By Andy Frisk
April 18, 2010 - 00:02
The restoration of the Silver Age of comics is complete at DC Comics. Hal Jordan is the greatest Green Lantern, Superman’s origin has been rebooted with a Silver Age tinge to it, and Barry Allen is working for the Central City Police Department as its slowest working, but overall best, forensic scientist and fastest crime fighter, The Flash. In reality DC Comics hasn’t restored the Silver Age as much as launched headlong into a sort of Neo-Silver Age (as I suggested here) Bringing back Hal Jordan was a no brainer which lead to the best DC Universe event crossovers in years with Sinestro Corps War and Blackest Night. Bringing back Barry Allen and, well…restoring him to a place in the DCU of interest if not prominence, has been…ok so far. Geoff Johns has attempted to inject the character of Barry Allen/The Flash with some special prominence as the DCU’s premier speedster by making him the generator of the “enigmatic energy called The Speed Force, able to be tapped into by others throughout time who share his sense of justice” instead of one of the many speedsters and Flashes to exist the DCU who just access The Speed Force. Making one character the creator or “generator” of The Speed Force rather than just another who taps into it seems a little pretentious, if not a tad precocious, but it does definitely add a bit of a higher level of importance to a character who has been “dead” for 20 plus years and would risk lacking any sense of preeminence or distinguishing status if he simply just became The Flash again. After all, it feels like speedsters in the DCU are a dime a dozen, and there have been two characters to inherit and bear the moniker of The Flash since Barry “died.” One of which has been The Flash to a whole generation: the much beloved Wally West. (Don’t forget, Jay Garrick, The Original Flash has been running around-literally-all this time as well.)
Barry is back though, and the original Silver Age hero has been set up to be The Flash of the next generation. The Flash #1 does a good job of introducing him again as Central City’s #1 crime fighter while highlighting aspects of the character that make him unique and fun to watch in action. He battles a rogue (one of The Rogues of Flash comic book fame), saves the life of some innocent bystanders (in an admittedly cool way), gets back on the job as a forensic scientist, runs into a time spanning murder mystery, and is late to meet his beloved Iris for a dinner date, of course. All of the classic Silver Age characteristics of a Barry Allen Flash story are in place, with the contemporary realism of our modern age of comics mixed in. A murder is committed and Barry examines the body, not something you’d most likely have seen in a Silver Age Flash story, but commonplace (and rightly so) in the Neo-Silver Age.

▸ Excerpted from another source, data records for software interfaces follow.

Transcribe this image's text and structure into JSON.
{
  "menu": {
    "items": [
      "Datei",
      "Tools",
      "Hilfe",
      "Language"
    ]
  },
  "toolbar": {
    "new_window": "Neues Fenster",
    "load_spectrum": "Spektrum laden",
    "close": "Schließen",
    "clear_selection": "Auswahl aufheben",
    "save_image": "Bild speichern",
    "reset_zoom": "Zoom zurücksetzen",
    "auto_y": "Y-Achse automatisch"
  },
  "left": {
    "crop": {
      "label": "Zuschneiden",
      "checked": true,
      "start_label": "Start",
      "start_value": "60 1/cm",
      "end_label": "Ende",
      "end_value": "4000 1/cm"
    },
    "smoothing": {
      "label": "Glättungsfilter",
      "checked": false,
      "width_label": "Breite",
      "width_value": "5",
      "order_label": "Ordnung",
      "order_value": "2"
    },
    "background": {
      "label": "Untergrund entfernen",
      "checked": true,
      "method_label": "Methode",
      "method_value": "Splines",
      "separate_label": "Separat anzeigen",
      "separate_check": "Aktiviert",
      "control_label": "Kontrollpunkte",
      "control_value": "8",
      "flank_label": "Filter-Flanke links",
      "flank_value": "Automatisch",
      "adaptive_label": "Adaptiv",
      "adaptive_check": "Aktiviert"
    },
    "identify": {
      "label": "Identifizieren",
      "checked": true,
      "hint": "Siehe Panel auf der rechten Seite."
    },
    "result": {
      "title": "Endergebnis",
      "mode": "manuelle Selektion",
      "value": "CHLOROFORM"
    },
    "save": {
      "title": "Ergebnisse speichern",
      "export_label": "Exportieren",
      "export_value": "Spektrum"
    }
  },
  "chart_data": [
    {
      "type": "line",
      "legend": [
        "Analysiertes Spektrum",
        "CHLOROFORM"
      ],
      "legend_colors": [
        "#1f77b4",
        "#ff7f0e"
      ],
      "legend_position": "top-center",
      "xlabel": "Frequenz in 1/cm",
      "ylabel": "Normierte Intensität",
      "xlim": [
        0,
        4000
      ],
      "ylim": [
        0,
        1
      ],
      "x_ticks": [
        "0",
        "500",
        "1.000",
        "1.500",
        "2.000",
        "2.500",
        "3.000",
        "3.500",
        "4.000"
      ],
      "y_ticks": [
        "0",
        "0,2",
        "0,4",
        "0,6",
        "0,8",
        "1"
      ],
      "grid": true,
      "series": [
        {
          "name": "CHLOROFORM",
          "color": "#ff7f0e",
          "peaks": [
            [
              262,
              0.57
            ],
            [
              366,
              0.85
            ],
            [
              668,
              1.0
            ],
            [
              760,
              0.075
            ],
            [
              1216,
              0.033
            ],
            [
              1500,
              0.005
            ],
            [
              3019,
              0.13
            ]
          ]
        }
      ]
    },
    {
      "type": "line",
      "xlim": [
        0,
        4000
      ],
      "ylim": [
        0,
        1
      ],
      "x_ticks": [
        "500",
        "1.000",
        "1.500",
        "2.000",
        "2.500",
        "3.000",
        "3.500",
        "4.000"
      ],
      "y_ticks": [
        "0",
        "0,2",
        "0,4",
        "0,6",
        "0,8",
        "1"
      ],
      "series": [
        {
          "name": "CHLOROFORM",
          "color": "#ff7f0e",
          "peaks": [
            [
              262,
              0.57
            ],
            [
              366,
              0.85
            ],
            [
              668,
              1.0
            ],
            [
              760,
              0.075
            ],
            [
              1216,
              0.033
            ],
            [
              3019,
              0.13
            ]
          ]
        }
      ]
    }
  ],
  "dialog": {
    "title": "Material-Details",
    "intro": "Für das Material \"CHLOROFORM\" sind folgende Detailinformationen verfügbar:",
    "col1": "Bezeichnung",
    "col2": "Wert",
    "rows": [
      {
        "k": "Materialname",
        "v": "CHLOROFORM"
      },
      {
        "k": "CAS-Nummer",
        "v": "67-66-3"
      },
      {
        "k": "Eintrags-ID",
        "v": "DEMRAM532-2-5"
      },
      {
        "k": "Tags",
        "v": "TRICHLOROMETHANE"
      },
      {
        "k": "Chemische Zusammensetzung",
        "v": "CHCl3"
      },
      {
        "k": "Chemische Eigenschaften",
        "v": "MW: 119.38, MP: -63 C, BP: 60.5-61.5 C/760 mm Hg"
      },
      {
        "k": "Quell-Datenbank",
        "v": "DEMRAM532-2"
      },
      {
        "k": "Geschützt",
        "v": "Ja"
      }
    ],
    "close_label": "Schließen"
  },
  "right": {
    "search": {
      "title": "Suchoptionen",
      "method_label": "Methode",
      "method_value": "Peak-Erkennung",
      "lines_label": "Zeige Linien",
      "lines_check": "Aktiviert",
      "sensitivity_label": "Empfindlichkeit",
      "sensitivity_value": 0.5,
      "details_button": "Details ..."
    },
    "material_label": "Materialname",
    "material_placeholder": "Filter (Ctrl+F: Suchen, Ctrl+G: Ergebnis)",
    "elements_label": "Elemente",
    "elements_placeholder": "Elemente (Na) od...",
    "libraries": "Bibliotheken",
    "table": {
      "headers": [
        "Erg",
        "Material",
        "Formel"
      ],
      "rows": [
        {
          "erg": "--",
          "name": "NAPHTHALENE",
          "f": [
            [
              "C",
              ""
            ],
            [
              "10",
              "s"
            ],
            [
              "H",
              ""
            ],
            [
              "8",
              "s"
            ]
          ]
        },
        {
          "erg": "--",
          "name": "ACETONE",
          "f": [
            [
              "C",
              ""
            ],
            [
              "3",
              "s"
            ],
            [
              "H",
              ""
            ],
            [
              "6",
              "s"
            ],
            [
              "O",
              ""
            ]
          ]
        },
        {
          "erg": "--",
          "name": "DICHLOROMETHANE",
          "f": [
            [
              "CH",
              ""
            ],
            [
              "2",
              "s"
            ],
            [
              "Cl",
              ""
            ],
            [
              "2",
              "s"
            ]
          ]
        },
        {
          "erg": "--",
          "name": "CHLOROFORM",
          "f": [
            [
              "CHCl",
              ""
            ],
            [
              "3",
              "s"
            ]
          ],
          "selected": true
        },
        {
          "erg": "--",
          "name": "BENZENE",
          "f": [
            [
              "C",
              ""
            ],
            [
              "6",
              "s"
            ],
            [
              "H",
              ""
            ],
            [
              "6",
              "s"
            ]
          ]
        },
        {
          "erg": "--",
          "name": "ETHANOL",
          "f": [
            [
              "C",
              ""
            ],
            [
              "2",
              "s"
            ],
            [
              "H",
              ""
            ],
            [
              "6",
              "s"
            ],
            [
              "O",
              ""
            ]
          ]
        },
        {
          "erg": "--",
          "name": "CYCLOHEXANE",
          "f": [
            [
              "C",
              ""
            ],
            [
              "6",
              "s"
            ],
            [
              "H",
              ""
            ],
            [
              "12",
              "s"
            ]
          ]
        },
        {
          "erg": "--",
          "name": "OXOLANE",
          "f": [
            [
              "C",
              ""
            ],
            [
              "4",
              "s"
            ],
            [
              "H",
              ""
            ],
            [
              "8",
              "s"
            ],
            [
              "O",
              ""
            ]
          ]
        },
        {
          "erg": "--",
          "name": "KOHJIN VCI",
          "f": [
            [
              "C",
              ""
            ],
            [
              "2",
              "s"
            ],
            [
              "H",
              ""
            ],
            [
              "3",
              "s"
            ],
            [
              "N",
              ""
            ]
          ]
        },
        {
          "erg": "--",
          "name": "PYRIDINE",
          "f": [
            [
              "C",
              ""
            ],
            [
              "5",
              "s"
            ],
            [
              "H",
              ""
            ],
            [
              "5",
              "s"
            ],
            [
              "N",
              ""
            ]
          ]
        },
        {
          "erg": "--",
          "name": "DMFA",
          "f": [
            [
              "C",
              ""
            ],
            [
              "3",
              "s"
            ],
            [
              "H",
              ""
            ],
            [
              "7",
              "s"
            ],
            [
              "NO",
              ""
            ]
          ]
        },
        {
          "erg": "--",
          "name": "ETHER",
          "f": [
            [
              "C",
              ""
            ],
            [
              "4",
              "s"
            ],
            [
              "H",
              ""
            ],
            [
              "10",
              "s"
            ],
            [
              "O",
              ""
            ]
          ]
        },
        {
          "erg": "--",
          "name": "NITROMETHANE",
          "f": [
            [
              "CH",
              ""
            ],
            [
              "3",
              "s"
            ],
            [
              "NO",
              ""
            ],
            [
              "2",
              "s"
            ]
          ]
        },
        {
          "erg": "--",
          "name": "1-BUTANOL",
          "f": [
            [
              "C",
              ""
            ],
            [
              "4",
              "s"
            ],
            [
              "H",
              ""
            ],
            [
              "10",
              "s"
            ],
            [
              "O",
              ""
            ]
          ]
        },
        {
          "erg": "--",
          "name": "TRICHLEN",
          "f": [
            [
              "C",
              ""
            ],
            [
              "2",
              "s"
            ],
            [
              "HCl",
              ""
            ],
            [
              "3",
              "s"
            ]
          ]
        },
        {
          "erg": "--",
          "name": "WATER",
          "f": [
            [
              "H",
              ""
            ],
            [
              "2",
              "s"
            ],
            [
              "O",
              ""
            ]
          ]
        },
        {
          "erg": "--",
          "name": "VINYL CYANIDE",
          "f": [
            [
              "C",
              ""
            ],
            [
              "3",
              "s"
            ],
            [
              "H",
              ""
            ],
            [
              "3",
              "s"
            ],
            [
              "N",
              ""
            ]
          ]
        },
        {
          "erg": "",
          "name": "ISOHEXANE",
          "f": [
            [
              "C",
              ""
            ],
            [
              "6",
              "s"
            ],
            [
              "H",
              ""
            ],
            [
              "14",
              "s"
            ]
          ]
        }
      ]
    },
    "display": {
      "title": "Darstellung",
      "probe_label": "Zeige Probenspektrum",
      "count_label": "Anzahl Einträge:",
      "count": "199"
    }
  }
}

Artist Francis Manapul, fresh off his stint on Adventure Comics does an admirable job of handling the penciling and inking side of Barry’s solo book re-launch. Manapul’s style is the direct opposite of Luke Ross’ hyper detailed and realistic work on Marvel Comics’ Captain America with its less detailed and more cartoon-like look, but it fits The Flash perfectly. The Flash(es) were always a bit more lighthearted and fun as characters (to me at least) while not being silly or childish, and Manapul’s style captures this quality of the character(s) quite well. The Flash is a uniquely powered super hero and Manapul is a uniquely talented artist so they pair up nicely.
How lighthearted and fun a Flash title starring Barry Allen as The Flash will turn out to be remains to be seen. The Flash doesn’t need to be chocked full of giggle and goofiness (Wally’s run as The Flash definitely wasn’t always), but Barry’s a bit of a “carrier of the world on his shoulders” type, especially after all the brooding he did in Flash Rebirth and Blackest Night, so lightheartedness might be a bit of a stretch for him to achieve. Johns and Manapul manage to inject some fun into Barry’s re-debut issue though, so there might be some fun Flash stories ahead. Let’s at least hope so.
Rating: 8 /10